Even if you don’t buy that heaviness in and of itself is problematic, there’s evidence that military mess halls are otherwise bad for soldier health. Five years ago, Sonya Cable, an Army lieutenant colonel and dietitian who works for the command that trains recruits, began analyzing data showing that more than 60 percent of soldiers were nondeployable due to dental issues and were lacking in calcium and other vitamins that help the body prevent and recover from injuries.
Figuring these nutrition problems might stem from brisk consumption of soda, energy drinks, and other sugar-filled products, Cable started advocating for changes in military food policy. At first, she had trouble making headway, but in 2010 she found a very enthusiastic partner in Mark Hertling, the deputy commanding general for initial military training. An amateur triathlete, Hertling had returned from a tour in Iraq in 2008 wearing an extra 20 pounds, and told the Army Times that while overeating due to stress could have been a factor, the bigger problem was the “obscene” quality of the food available to him, “the 27 different types of meals with all kinds of gravy and things that aren’t healthy for you,” as he put it.

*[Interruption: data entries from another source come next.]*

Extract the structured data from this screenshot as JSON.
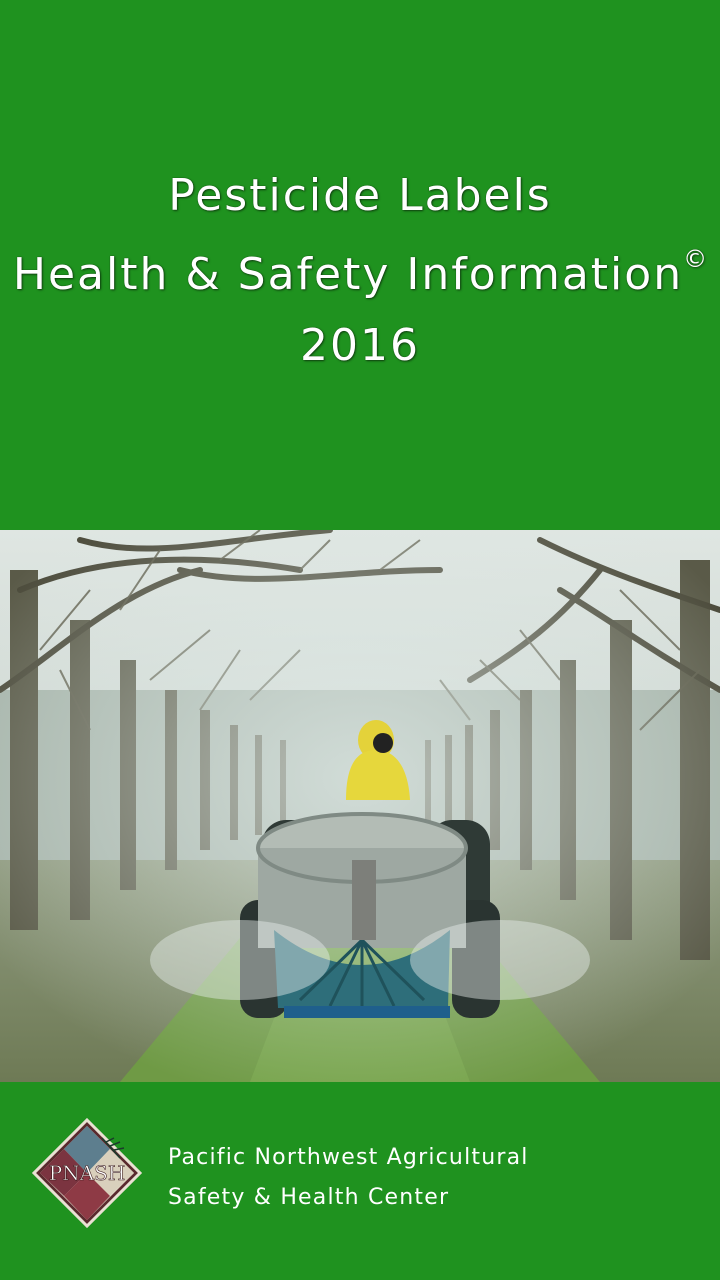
{
  "header": {
    "title_line1": "Pesticide Labels",
    "title_line2": "Health & Safety Information",
    "title_symbol": "©",
    "title_line3": "2016"
  },
  "cover_image": {
    "subject": "orchard-sprayer-photo"
  },
  "footer": {
    "logo_text": "PNASH",
    "org_line1": "Pacific Northwest Agricultural",
    "org_line2": "Safety & Health Center"
  },
  "colors": {
    "background_green": "#1f921f",
    "title_text": "#ffffff"
  }
}
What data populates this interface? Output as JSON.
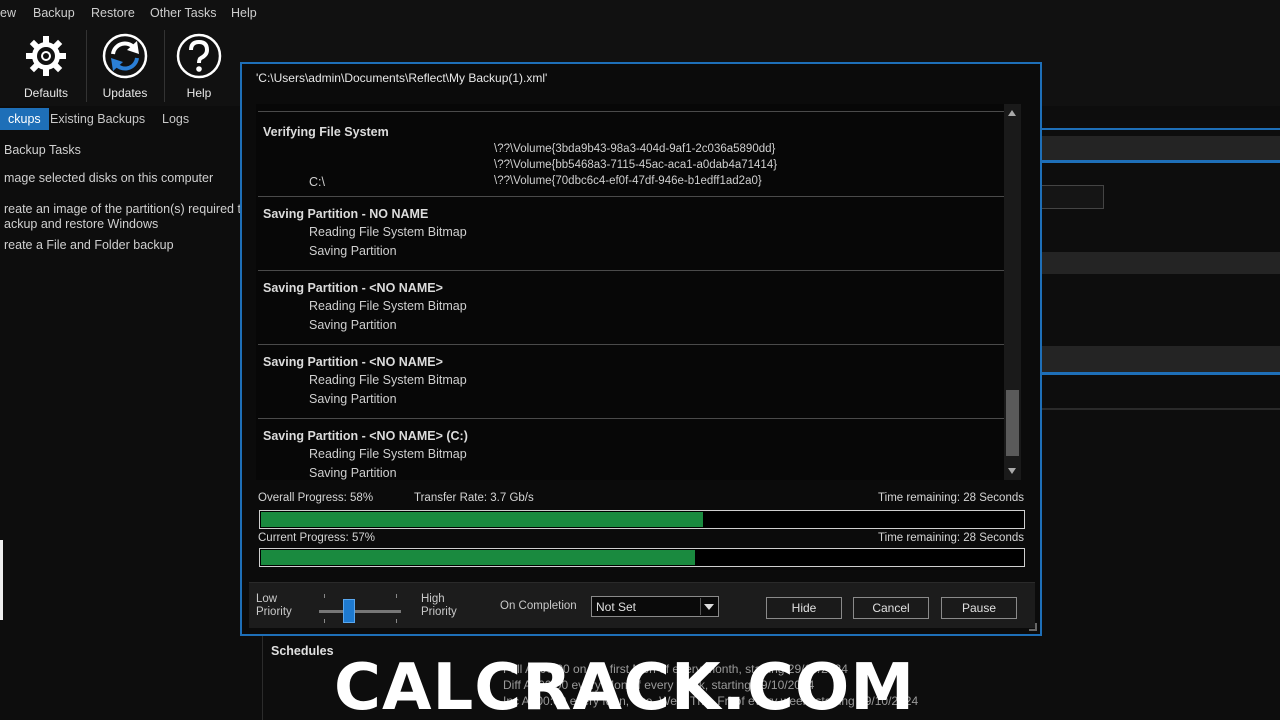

Hertling thought Cable’s pitch to make mess halls healthier was a no-brainer, and—together with 30 other officials— they hashed out the program that would become “Soldier Athlete” over a three-day period last summer. The overhaul was supposed to be complete on the five aforementioned bases by Feb. 1, and according to an Army spokeswoman, it went off without a hitch. Now, 30 cafeterias where graduates of basic training proceed for additional instruction are also implementing the new food policy.
“Soldier Athlete” has some limitations. Heavily processed items are still allowed; so, for example, chicken that’s been breaded by a vendor is acceptable, as long as it’s baked instead of fried. And the minimum standard for fruits and vegetable options has not been significantly expanded from the requirement that two of each must be served at lunch and dinner; according to the new policy, some fruit should be cut up, so it’s more quickly consumed, and no more than one vegetable option may be “starchy,” i.e., corn, peas, or beans. Recruits are receiving some instruction in nutrition—but the subject only makes up one of the 754 course hours they must complete. Worse yet, soldiers typically only have 10 or fewer minutes to choose and consume a meal, which doesn’t seem like very much time to apply whatever knowledge they might have acquired in class.
But the main problem is that “Soldier Athlete” only affects mess halls for new recruits. After initial training, they dine in mess halls with minimum standards guaranteeing French fries, onion rings, and four types of dessert.
It should go without saying that soldier habits and soldier health affect the country at large: Veterans return to civilian communities and contribute to consumer demand for super-sized junk foods; our tax dollars fund the $1.1 billion annual tab for their weight-related medical problems. The recently-released Dietary Guidelines for Americans for the first time ever stipulates that produce should take up half the plate. At the very least, that recommendation and Hertling’s approach should be strongly considered not only by other Army commands, but by all the armed services.